── Dataset extract ──

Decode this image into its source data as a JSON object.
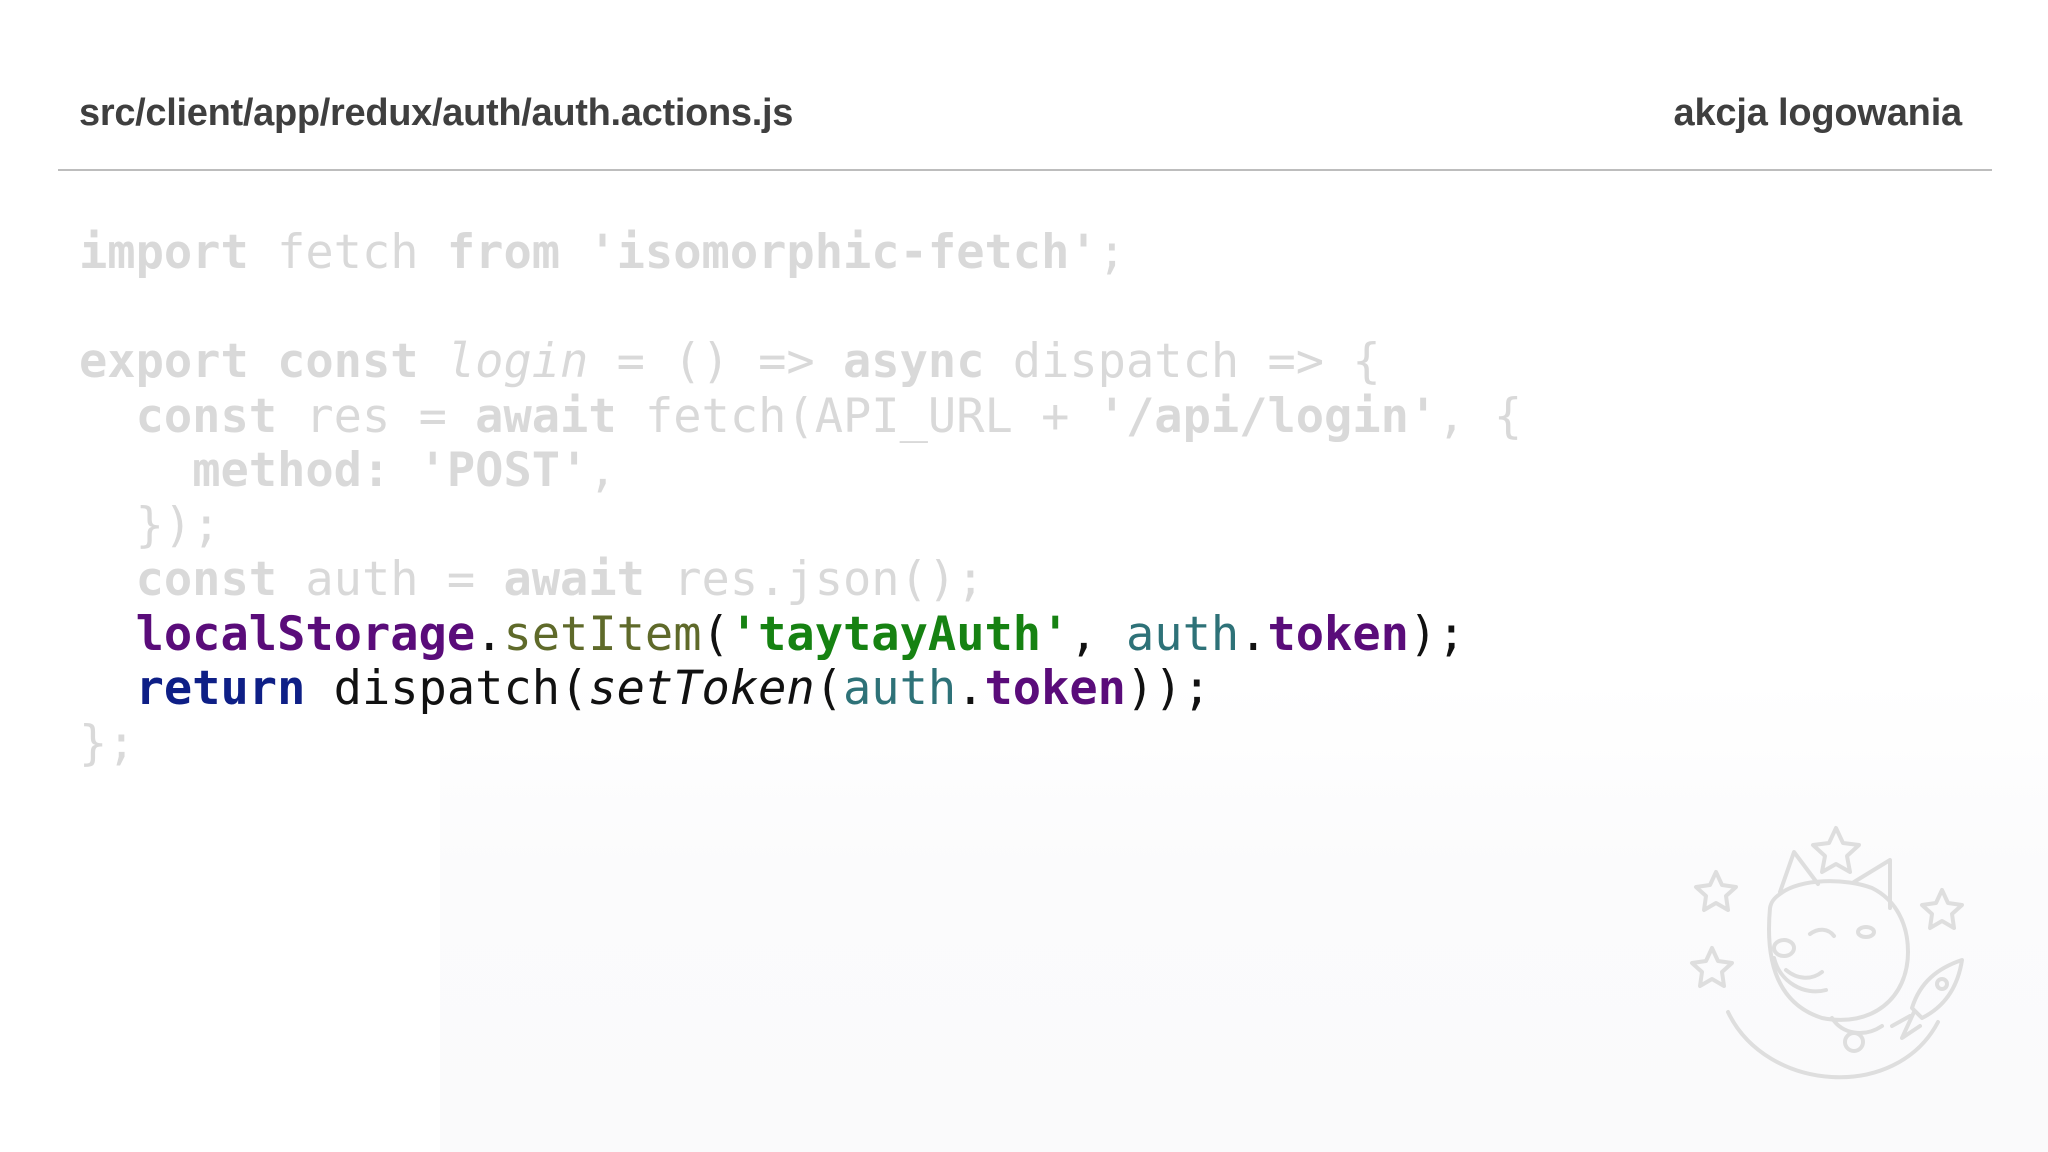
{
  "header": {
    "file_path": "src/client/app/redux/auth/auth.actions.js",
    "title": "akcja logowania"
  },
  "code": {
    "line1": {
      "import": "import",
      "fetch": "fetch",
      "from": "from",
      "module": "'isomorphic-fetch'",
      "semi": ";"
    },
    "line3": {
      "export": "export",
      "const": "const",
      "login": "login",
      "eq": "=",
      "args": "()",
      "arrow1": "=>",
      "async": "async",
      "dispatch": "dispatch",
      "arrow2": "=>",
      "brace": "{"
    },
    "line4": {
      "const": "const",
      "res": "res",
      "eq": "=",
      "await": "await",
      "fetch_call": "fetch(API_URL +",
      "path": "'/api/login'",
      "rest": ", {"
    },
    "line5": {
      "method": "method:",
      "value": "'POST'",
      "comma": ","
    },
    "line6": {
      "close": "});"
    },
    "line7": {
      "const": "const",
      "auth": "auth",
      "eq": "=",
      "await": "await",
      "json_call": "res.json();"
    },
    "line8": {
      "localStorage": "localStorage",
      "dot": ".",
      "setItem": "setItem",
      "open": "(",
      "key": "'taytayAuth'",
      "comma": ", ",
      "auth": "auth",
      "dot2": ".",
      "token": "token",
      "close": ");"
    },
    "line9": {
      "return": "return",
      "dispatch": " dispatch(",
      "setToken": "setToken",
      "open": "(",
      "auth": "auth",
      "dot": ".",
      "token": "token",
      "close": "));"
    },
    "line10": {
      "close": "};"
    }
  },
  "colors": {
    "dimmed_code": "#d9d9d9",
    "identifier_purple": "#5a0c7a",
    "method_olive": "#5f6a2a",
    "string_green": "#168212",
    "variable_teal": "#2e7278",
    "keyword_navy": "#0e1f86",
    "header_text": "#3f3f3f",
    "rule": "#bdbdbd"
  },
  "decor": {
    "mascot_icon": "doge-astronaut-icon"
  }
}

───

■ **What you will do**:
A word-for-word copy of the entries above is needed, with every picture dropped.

■ **Result for this exercise**:
Decode this image into its source data as a JSON object.
{
  "header": {
    "file_path": "src/client/app/redux/auth/auth.actions.js",
    "title": "akcja logowania"
  },
  "code": {
    "line1": {
      "import": "import",
      "fetch": "fetch",
      "from": "from",
      "module": "'isomorphic-fetch'",
      "semi": ";"
    },
    "line3": {
      "export": "export",
      "const": "const",
      "login": "login",
      "eq": "=",
      "args": "()",
      "arrow1": "=>",
      "async": "async",
      "dispatch": "dispatch",
      "arrow2": "=>",
      "brace": "{"
    },
    "line4": {
      "const": "const",
      "res": "res",
      "eq": "=",
      "await": "await",
      "fetch_call": "fetch(API_URL +",
      "path": "'/api/login'",
      "rest": ", {"
    },
    "line5": {
      "method": "method:",
      "value": "'POST'",
      "comma": ","
    },
    "line6": {
      "close": "});"
    },
    "line7": {
      "const": "const",
      "auth": "auth",
      "eq": "=",
      "await": "await",
      "json_call": "res.json();"
    },
    "line8": {
      "localStorage": "localStorage",
      "dot": ".",
      "setItem": "setItem",
      "open": "(",
      "key": "'taytayAuth'",
      "comma": ", ",
      "auth": "auth",
      "dot2": ".",
      "token": "token",
      "close": ");"
    },
    "line9": {
      "return": "return",
      "dispatch": " dispatch(",
      "setToken": "setToken",
      "open": "(",
      "auth": "auth",
      "dot": ".",
      "token": "token",
      "close": "));"
    },
    "line10": {
      "close": "};"
    }
  },
  "colors": {
    "dimmed_code": "#d9d9d9",
    "identifier_purple": "#5a0c7a",
    "method_olive": "#5f6a2a",
    "string_green": "#168212",
    "variable_teal": "#2e7278",
    "keyword_navy": "#0e1f86",
    "header_text": "#3f3f3f",
    "rule": "#bdbdbd"
  },
  "decor": {
    "mascot_icon": "doge-astronaut-icon"
  }
}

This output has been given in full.